• [App and web page records]:
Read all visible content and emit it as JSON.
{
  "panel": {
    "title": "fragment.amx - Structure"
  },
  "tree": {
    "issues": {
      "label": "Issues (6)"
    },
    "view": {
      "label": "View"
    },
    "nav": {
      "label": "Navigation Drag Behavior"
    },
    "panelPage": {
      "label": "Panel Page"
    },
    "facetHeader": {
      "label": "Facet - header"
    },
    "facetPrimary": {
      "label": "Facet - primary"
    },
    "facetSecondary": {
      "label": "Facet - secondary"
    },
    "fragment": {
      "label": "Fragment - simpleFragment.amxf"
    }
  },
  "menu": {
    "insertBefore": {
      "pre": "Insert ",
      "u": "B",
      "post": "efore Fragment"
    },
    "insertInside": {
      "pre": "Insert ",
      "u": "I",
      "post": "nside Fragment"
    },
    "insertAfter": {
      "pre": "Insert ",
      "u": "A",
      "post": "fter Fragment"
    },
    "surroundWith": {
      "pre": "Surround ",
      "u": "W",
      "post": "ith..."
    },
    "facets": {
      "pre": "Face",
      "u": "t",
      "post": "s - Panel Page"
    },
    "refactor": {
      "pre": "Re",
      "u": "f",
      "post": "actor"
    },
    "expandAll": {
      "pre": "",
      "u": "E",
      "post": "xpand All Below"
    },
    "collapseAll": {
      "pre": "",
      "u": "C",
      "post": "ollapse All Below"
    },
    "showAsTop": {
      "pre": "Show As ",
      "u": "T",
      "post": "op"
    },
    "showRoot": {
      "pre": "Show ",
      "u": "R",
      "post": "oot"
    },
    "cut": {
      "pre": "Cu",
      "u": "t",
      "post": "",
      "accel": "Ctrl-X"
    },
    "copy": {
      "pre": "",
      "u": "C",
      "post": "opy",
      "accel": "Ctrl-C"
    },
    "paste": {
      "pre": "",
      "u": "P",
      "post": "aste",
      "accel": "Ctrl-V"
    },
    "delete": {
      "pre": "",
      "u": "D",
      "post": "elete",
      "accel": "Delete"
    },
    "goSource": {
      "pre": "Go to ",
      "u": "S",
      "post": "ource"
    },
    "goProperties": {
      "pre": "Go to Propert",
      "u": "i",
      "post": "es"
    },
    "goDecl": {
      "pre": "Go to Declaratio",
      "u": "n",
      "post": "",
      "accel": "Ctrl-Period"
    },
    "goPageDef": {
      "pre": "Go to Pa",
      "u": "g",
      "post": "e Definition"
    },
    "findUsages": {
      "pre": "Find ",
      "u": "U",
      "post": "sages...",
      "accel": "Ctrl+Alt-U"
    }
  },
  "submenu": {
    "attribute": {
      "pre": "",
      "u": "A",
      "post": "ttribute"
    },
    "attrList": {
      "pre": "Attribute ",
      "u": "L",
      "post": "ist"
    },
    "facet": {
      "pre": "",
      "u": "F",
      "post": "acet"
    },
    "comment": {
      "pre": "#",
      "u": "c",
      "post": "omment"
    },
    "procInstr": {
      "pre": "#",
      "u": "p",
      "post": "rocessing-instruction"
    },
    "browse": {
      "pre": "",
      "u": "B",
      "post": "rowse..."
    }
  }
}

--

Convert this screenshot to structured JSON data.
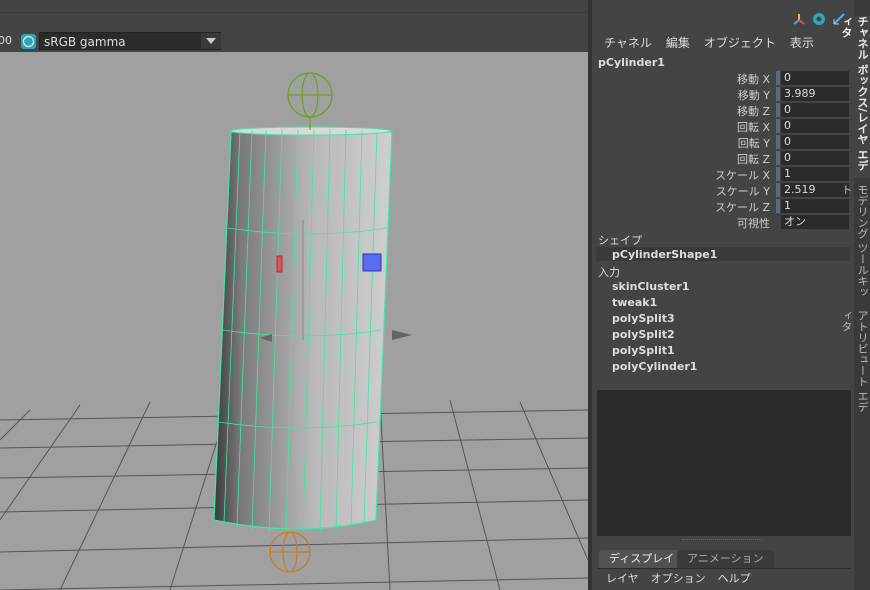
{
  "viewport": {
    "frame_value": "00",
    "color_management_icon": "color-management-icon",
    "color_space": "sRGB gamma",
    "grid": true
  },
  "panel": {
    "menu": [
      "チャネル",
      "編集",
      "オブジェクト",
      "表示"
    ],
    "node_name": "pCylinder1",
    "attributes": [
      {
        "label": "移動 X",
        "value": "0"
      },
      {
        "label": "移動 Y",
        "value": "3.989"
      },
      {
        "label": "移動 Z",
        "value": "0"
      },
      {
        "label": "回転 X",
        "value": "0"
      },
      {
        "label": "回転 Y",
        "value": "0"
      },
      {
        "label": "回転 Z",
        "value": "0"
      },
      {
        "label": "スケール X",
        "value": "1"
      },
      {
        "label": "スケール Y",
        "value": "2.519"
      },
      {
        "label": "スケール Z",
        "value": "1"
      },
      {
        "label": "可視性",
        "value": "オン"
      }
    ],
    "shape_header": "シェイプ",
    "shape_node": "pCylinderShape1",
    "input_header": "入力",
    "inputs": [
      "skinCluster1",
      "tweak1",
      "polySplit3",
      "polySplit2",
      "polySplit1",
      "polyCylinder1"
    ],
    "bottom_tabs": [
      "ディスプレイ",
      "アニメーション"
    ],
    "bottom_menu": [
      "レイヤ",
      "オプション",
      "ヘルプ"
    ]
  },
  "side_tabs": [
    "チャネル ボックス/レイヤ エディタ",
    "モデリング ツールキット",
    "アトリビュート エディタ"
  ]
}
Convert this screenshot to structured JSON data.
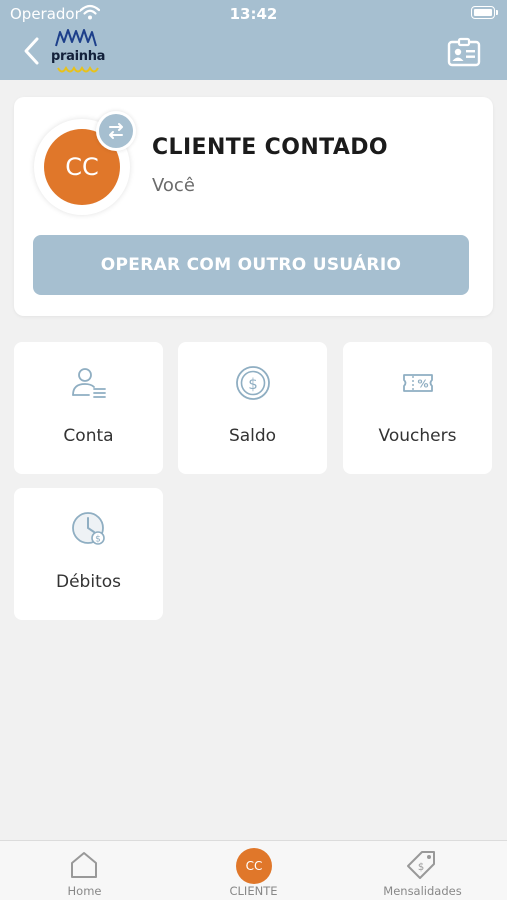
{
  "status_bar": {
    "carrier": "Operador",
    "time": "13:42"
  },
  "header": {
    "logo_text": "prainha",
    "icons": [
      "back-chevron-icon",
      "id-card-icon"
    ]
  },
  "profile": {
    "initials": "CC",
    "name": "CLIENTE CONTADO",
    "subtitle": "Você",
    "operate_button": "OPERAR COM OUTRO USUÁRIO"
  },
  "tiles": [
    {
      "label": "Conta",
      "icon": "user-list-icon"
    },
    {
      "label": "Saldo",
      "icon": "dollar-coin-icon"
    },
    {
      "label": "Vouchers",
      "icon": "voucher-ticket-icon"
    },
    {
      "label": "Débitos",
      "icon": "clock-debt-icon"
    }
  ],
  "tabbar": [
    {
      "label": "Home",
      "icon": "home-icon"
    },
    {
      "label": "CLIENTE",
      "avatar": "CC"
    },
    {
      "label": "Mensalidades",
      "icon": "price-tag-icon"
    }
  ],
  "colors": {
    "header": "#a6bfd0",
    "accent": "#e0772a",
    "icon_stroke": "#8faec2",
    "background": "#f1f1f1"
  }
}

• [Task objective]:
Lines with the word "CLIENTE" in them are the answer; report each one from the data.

• [Result below]:
    "name": "CLIENTE CONTADO",
      "label": "CLIENTE",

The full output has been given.